Both Reeve and John became eligible for their booster shots while in hospital. Despite their families advocating for them to have the extra vaccine, neither did before they tested positive. Both hospitals said they were unable to administer boosters to in-patients, a policy they have reportedly now changed.
In a letter to the hospital after John’s death, seen by the HeraldSarah said she knew the booster shot would not have guaranteed his survival, but given he caught the virus a fortnight after his shot was due, “it would have at least given him something to fight the COVID with”.
Associate Professor Sanjaya Senanayake, an infectious diseases physician at Canberra Hospital said people who catch a respiratory infection in a hospital “are more vulnerable and the risk of a stormier course is there”.
A study of Canberra Hospital’s influenza patients in 2017, on which Senanayake was a co-author, found about one in 10 acquired their infection in the hospital. The patients who caught the flu in hospital had higher rates of diabetes and cancer, however they were more likely to receive treatment for flu within 48 hours of symptoms.
Whether COVID-19 impacts a patient’s treatment for other conditions varies. As for the virus, Senanayake said already being in hospital may lead to better outcomes.
“If being in hospital means their infection is identified early they may be a candidate for an intervention like [antiviral therapy] Paxlovid,” Senanayake said.
When Stamell caught COVID-19 at St George hospital, he was removed from a trial of a chemotherapy drug. For the four long weeks until he returned a negative test, he couldn’t receive much of his treatment.
“We didn’t go out because we knew how bad it could be if he got COVID-19. Everyone tried so hard to keep him safe,” a family member said.
Hospital outbreaks have also spread into aged care. A virus outbreak at Uniting’s Springwood home last year occurred when a resident returned from Nepean Hospital.
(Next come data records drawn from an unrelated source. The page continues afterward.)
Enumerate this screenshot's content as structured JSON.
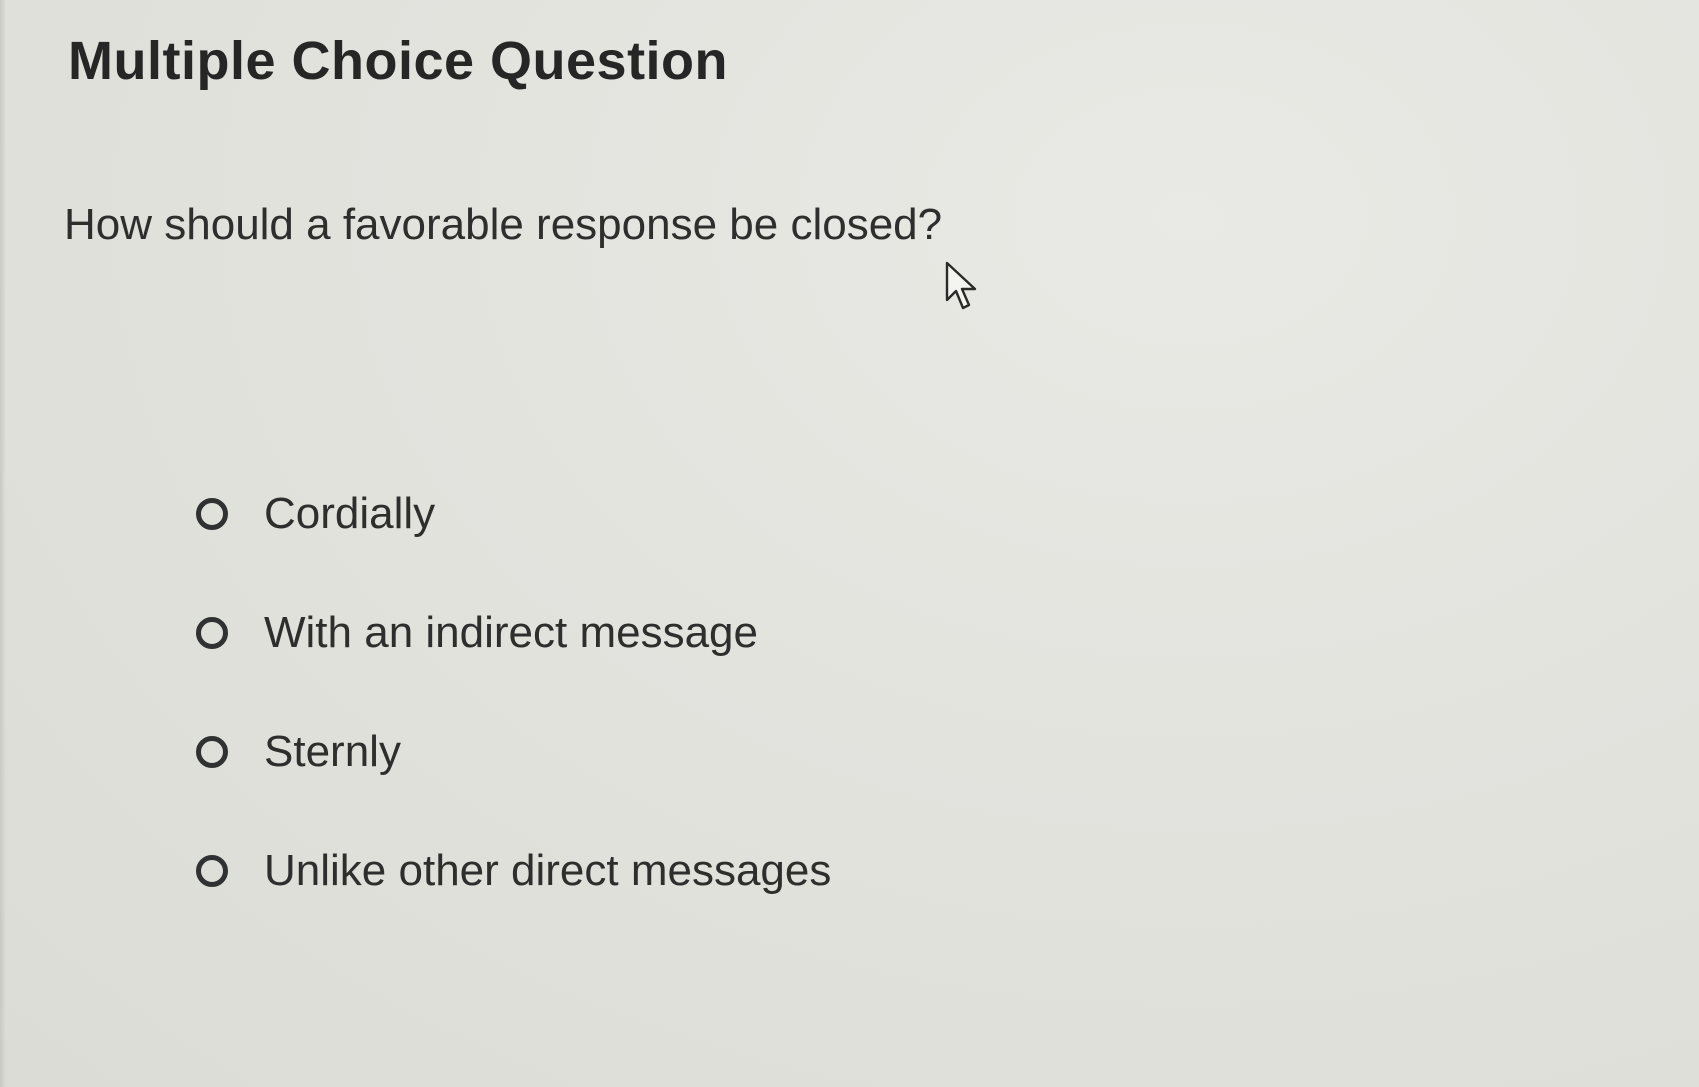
{
  "header": {
    "title": "Multiple Choice Question"
  },
  "question": {
    "text": "How should a favorable response be closed?"
  },
  "options": [
    {
      "label": "Cordially",
      "selected": false
    },
    {
      "label": "With an indirect message",
      "selected": false
    },
    {
      "label": "Sternly",
      "selected": false
    },
    {
      "label": "Unlike other direct messages",
      "selected": false
    }
  ],
  "cursor": {
    "icon": "arrow-pointer-icon"
  }
}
For ANU infectious diseases expert Professor Peter Collignon, the conversation about infection control in Australia’s “crowded” hospitals is long overdue.
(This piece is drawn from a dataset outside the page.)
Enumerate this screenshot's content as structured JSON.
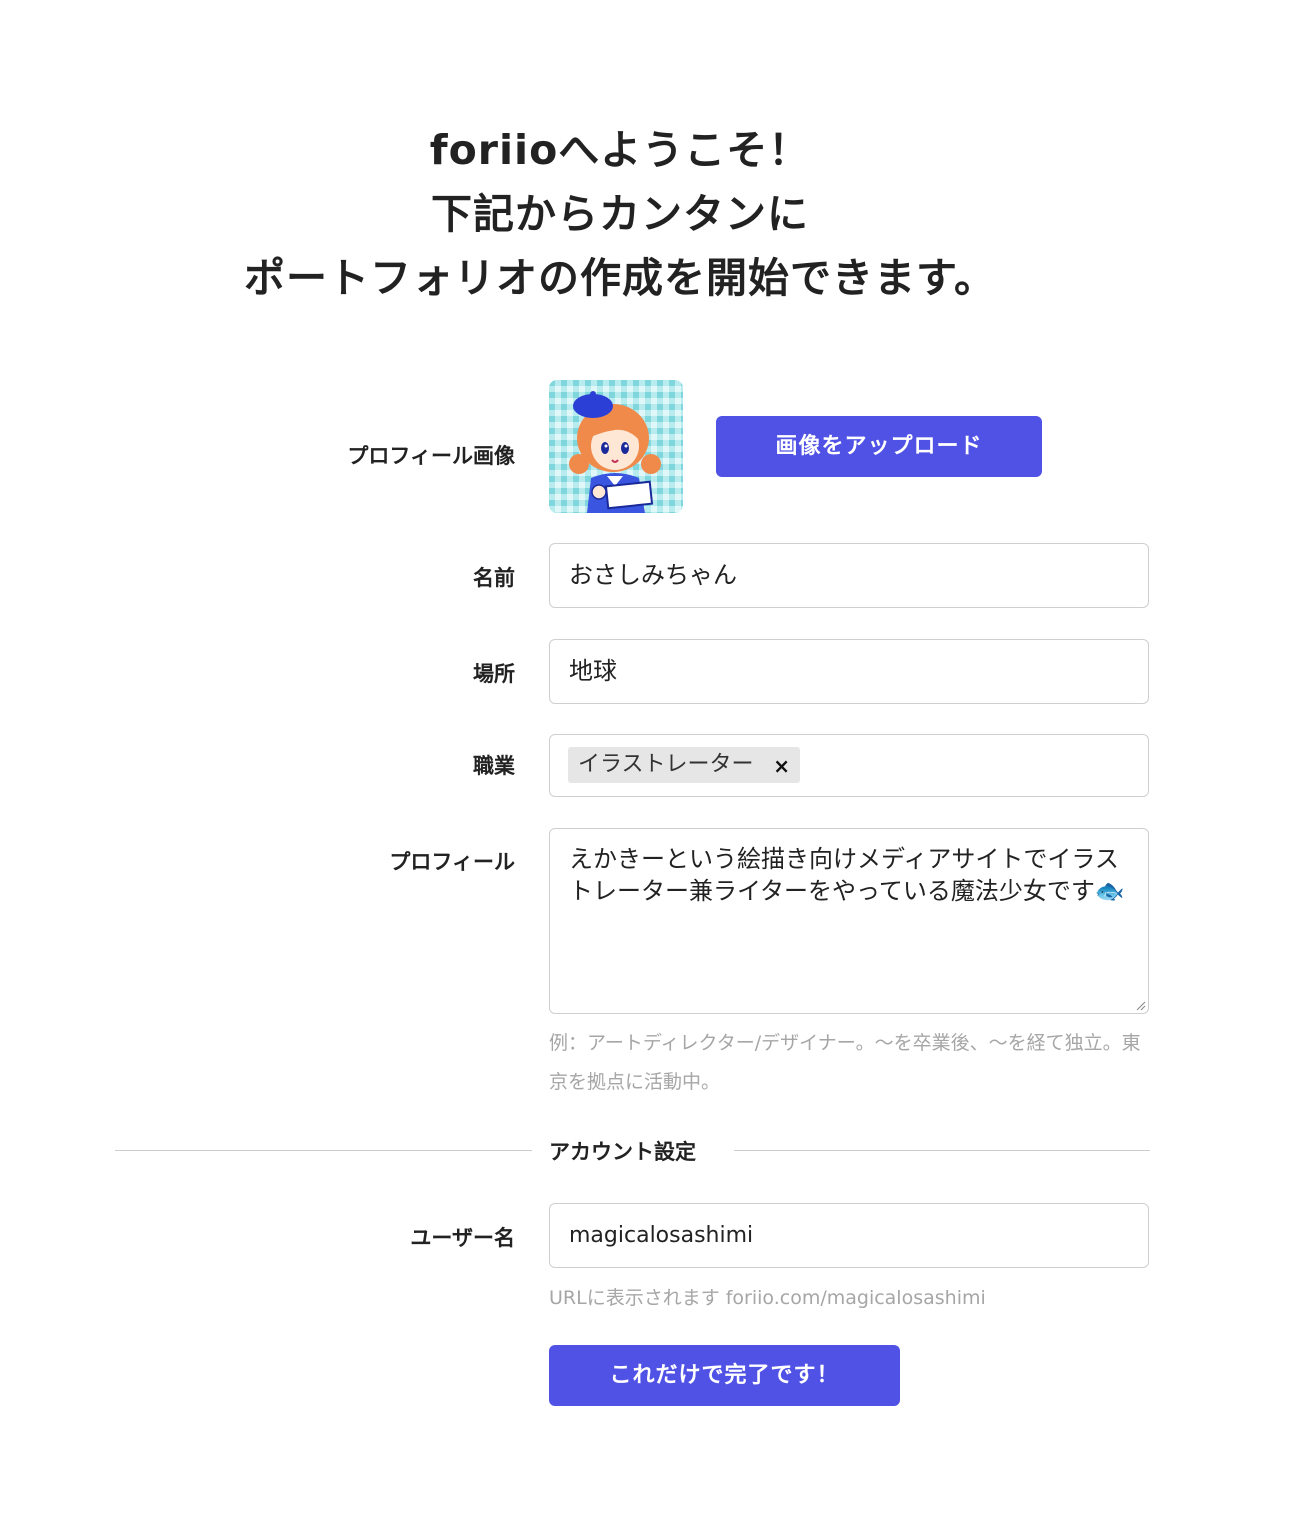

“So many of our hospitals have two- and four-bedded rooms. Are we greatly shocked that people get infected in shared rooms? We worry about people catching COVID-19 in the same house,” Collignon said.
In the Canberra Hospital study, about one in four patients who caught flu in a hospital were in a shared room during their incubation period.
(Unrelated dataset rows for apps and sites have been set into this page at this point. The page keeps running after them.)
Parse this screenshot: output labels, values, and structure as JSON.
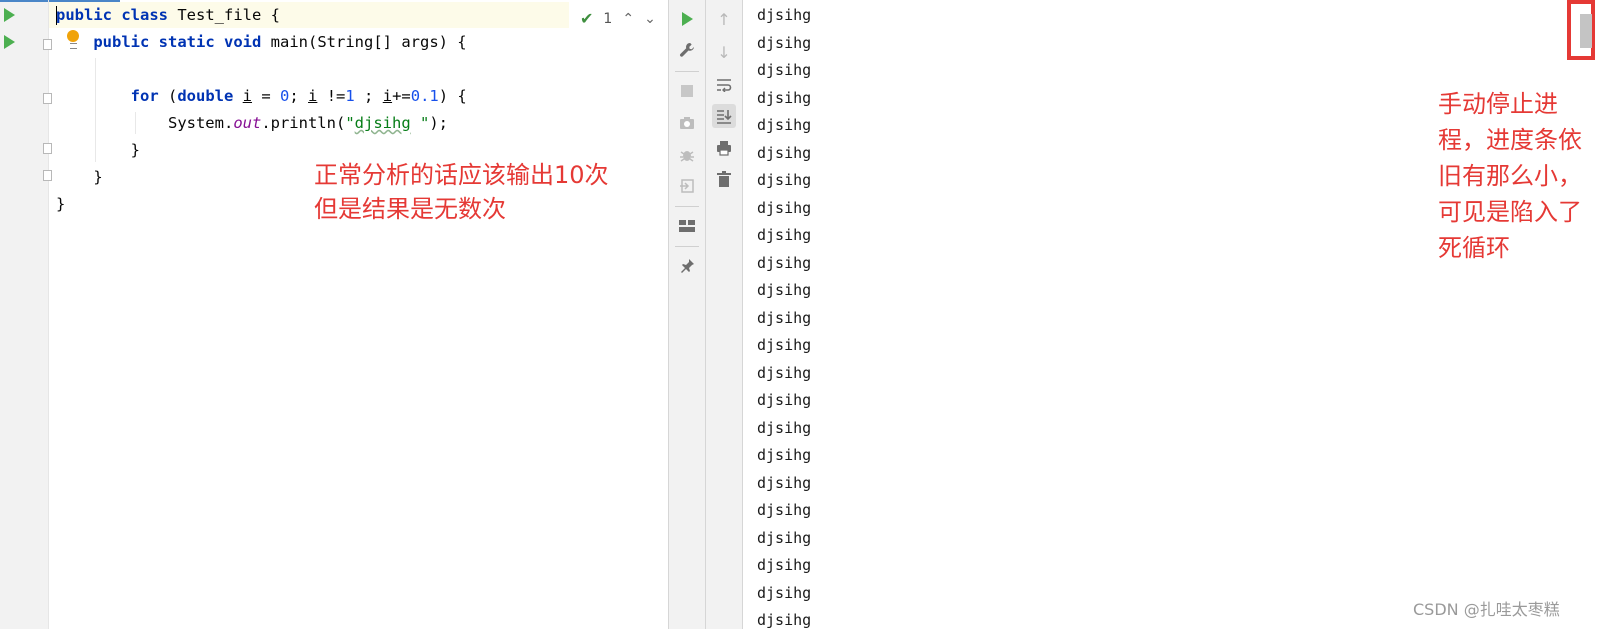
{
  "editor": {
    "lines": [
      [
        {
          "t": "public",
          "c": "kw"
        },
        {
          "t": " "
        },
        {
          "t": "class",
          "c": "kw"
        },
        {
          "t": " Test_file {"
        }
      ],
      [
        {
          "t": "    "
        },
        {
          "t": "public",
          "c": "kw"
        },
        {
          "t": " "
        },
        {
          "t": "static",
          "c": "kw"
        },
        {
          "t": " "
        },
        {
          "t": "void",
          "c": "kw"
        },
        {
          "t": " main(String[] args) {"
        }
      ],
      [
        {
          "t": ""
        }
      ],
      [
        {
          "t": "        "
        },
        {
          "t": "for",
          "c": "kw"
        },
        {
          "t": " ("
        },
        {
          "t": "double",
          "c": "kw"
        },
        {
          "t": " "
        },
        {
          "t": "i",
          "c": "var"
        },
        {
          "t": " = "
        },
        {
          "t": "0",
          "c": "num"
        },
        {
          "t": "; "
        },
        {
          "t": "i",
          "c": "var"
        },
        {
          "t": " !="
        },
        {
          "t": "1",
          "c": "num"
        },
        {
          "t": " ; "
        },
        {
          "t": "i",
          "c": "var"
        },
        {
          "t": "+="
        },
        {
          "t": "0.1",
          "c": "num"
        },
        {
          "t": ") {"
        }
      ],
      [
        {
          "t": "            System."
        },
        {
          "t": "out",
          "c": "fld"
        },
        {
          "t": ".println("
        },
        {
          "t": "\"",
          "c": "str"
        },
        {
          "t": "djsihg",
          "c": "str wavy"
        },
        {
          "t": " \"",
          "c": "str"
        },
        {
          "t": ");"
        }
      ],
      [
        {
          "t": "        }"
        }
      ],
      [
        {
          "t": "    }"
        }
      ],
      [
        {
          "t": "}"
        }
      ]
    ],
    "inspection": {
      "count": "1",
      "up": "⌃",
      "down": "⌄"
    },
    "annotation": [
      "正常分析的话应该输出10次",
      "但是结果是无数次"
    ]
  },
  "toolbar_left": {
    "rerun_icon": "play-icon",
    "settings_icon": "wrench-icon",
    "stop_icon": "stop-icon",
    "camera_icon": "camera-icon",
    "debug_icon": "bug-icon",
    "exit_icon": "exit-icon",
    "layout_icon": "layout-icon",
    "pin_icon": "pin-icon"
  },
  "toolbar_right": {
    "up_icon": "arrow-up-icon",
    "down_icon": "arrow-down-icon",
    "wrap_icon": "soft-wrap-icon",
    "scroll_end_icon": "scroll-to-end-icon",
    "print_icon": "print-icon",
    "clear_icon": "trash-icon"
  },
  "console": {
    "output": [
      "djsihg",
      "djsihg",
      "djsihg",
      "djsihg",
      "djsihg",
      "djsihg",
      "djsihg",
      "djsihg",
      "djsihg",
      "djsihg",
      "djsihg",
      "djsihg",
      "djsihg",
      "djsihg",
      "djsihg",
      "djsihg",
      "djsihg",
      "djsihg",
      "djsihg",
      "djsihg",
      "djsihg",
      "djsihg",
      "djsihg"
    ],
    "annotation": "手动停止进程，进度条依旧有那么小，可见是陷入了死循环",
    "watermark": "CSDN @扎哇太枣糕"
  },
  "colors": {
    "annotation": "#e53935",
    "keyword": "#0033b3",
    "string": "#067d17",
    "number": "#1750eb",
    "run": "#4caf50"
  }
}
Collignon believes to manage this and future pandemics, hospitals need to be designed with 80 per cent single-bed accommodation.
Chant said the pandemic will “change the way we design health systems”.
“That will protect against transmission of a range of viruses: flu and other things,” she said.
Chant said NSW Health had “learn a lot from the tragic outbreaks we’ve had” which had led to updates to hospital policies, for screening, ventilation and social distancing.
With NSW still recording upwards of 10,000 COVID-19 cases each day health staff, not authorized to speak publicly, have told the Herald about recent outbreaks in hospitals across the state.
“This is going to be an issue we are going to have to grapple with; an additional challenge for our system,” Chant said.
“Are we greatly shocked that people get infected in shared rooms? We worry about people catching COVID in the same house.”
Professor Peter Collignon, ANU infectious diseases expert
Abiding by mask rules and not visiting hospital if you have symptoms will be important over the winter period, she added.
Meanwhile two months after his death, Stamell’s family is still processing the loss of the “most gentle and loving man and father”. After dedicating his life to teaching he had plans to travel the world with his wife of 41 years once his chemotherapy trial ended.
“He was really, really passionate about the public education system and the public healthcare system,” a family member said.
“He was a huge believer in NSW having public facilities and things like that … I guess he never expected them to fail him.”
*Names have been changed.